• _Records from a data collection_
◆ ◆ ◆ ◆

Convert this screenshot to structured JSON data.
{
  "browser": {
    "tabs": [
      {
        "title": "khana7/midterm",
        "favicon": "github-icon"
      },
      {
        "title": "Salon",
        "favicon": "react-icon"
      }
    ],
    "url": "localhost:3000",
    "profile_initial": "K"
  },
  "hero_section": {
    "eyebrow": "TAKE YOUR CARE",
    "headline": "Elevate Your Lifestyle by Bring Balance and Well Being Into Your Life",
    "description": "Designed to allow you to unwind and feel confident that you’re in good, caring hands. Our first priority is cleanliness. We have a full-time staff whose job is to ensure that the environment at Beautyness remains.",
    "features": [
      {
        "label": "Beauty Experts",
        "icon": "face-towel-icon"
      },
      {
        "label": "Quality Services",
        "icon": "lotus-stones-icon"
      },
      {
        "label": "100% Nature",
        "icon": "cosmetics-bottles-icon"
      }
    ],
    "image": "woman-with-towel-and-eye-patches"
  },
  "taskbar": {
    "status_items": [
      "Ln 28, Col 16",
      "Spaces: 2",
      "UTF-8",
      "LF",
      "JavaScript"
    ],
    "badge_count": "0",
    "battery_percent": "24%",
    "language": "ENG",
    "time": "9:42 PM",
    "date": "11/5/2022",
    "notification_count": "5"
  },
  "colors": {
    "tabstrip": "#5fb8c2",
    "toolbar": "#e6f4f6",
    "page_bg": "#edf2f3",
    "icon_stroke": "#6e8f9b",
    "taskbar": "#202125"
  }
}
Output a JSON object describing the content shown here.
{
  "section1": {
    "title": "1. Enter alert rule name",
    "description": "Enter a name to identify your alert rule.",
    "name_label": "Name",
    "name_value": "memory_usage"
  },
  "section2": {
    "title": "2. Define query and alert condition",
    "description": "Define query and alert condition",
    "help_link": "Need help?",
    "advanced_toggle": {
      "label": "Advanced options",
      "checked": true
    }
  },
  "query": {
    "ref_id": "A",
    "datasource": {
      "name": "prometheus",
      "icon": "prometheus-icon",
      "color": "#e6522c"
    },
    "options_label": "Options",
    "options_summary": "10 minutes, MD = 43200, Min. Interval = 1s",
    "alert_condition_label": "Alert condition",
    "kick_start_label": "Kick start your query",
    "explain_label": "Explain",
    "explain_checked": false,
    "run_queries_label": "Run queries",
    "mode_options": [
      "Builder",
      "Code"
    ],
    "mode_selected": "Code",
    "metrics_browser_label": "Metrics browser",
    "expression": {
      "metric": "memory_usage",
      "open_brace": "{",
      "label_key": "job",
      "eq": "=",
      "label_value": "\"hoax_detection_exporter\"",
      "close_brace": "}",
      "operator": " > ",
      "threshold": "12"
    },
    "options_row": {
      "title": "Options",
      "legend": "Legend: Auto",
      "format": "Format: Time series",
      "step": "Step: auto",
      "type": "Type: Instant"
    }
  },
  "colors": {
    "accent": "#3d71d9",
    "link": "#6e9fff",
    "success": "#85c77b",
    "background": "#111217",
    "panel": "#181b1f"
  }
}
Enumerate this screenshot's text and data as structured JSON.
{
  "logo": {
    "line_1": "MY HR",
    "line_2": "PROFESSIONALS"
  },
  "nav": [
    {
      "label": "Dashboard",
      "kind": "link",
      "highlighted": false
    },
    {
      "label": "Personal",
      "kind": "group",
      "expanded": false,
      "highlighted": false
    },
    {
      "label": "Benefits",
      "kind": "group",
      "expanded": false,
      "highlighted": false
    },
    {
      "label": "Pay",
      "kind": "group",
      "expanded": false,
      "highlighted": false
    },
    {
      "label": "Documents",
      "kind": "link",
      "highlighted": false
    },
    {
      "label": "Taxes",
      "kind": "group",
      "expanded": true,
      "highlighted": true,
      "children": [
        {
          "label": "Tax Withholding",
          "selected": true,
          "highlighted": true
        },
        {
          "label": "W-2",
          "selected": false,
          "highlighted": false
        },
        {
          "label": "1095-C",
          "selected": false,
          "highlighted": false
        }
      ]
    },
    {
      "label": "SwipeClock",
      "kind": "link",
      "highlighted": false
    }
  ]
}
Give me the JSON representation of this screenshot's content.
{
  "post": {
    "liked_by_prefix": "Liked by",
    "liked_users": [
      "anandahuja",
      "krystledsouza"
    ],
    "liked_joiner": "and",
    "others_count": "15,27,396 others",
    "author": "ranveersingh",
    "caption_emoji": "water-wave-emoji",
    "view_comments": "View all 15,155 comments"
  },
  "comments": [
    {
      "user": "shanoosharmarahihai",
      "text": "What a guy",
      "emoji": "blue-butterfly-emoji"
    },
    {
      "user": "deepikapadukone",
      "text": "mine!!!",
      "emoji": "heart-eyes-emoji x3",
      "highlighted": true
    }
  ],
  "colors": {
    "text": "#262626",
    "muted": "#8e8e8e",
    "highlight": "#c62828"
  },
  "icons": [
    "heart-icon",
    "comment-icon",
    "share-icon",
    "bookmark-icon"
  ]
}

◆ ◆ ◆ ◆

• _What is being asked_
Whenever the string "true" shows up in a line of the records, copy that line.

• _Solution_
      "checked": true
      "expanded": true,
      "highlighted": true,
          "selected": true,
          "highlighted": true
      "highlighted": true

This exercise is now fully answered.